(Excerpts from an interface dataset)
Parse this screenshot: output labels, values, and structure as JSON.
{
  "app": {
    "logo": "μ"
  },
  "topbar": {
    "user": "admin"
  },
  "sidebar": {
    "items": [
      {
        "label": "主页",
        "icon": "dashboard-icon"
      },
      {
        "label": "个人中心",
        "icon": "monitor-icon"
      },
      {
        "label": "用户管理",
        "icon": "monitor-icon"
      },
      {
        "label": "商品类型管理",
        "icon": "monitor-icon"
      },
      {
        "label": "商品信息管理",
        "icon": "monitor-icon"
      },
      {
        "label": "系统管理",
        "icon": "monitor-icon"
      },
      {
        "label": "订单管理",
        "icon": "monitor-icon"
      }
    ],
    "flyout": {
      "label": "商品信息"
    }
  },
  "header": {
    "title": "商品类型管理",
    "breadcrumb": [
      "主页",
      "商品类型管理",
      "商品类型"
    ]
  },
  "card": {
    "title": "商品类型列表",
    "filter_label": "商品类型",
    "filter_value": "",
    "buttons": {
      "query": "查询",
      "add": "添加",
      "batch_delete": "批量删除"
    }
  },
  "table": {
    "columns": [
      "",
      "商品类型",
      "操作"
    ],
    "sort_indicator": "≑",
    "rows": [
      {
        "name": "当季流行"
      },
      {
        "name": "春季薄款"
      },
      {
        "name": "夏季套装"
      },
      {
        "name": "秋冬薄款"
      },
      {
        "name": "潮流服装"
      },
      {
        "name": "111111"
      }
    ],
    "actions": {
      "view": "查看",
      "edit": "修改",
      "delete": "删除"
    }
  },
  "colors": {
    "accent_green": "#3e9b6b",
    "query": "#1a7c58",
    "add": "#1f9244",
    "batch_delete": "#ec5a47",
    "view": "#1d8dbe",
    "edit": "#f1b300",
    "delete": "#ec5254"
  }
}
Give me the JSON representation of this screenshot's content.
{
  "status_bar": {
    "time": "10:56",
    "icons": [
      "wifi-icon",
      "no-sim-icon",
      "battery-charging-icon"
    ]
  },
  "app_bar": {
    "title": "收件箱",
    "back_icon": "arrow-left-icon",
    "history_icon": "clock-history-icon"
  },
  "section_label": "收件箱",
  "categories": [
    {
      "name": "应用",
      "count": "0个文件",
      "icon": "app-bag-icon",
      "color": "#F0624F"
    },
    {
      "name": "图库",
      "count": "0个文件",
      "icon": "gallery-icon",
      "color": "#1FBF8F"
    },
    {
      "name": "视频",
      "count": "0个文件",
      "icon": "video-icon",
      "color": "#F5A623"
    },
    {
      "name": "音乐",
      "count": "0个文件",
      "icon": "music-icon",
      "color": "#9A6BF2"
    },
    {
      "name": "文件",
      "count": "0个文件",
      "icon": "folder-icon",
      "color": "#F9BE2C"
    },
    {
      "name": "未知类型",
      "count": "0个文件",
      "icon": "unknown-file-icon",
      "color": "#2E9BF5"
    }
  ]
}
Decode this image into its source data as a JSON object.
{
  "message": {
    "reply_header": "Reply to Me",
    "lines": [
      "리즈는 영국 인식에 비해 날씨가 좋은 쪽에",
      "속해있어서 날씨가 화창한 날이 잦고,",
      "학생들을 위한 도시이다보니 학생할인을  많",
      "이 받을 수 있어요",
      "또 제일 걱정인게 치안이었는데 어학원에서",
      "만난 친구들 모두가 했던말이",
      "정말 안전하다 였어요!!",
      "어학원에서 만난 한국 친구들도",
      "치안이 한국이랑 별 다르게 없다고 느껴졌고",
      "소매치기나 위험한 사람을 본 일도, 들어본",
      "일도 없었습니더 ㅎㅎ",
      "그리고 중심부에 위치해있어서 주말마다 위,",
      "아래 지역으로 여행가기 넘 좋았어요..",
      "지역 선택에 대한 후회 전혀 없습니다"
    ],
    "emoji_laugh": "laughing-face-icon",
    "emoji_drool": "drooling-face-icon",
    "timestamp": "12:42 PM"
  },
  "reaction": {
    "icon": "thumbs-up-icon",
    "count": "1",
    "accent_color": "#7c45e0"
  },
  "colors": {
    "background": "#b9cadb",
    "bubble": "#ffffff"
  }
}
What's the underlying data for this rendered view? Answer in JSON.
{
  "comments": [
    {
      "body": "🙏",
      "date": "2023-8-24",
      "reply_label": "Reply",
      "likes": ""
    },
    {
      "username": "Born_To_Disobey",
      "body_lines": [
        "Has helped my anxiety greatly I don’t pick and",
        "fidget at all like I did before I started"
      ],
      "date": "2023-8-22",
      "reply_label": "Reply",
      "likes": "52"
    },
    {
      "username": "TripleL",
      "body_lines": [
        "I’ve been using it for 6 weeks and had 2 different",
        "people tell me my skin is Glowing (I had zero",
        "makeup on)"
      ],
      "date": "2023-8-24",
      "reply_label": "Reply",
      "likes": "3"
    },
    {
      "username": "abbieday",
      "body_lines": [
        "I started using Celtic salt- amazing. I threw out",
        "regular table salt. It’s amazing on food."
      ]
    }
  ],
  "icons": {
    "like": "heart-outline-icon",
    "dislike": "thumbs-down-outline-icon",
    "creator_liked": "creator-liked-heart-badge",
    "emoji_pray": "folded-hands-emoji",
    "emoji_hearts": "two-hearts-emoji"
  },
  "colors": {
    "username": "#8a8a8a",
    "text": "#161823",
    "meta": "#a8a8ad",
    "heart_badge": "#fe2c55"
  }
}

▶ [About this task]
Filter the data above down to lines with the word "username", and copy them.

▶ [The completed task]
      "username": "Born_To_Disobey",
      "username": "TripleL",
      "username": "abbieday",
    "username": "#8a8a8a",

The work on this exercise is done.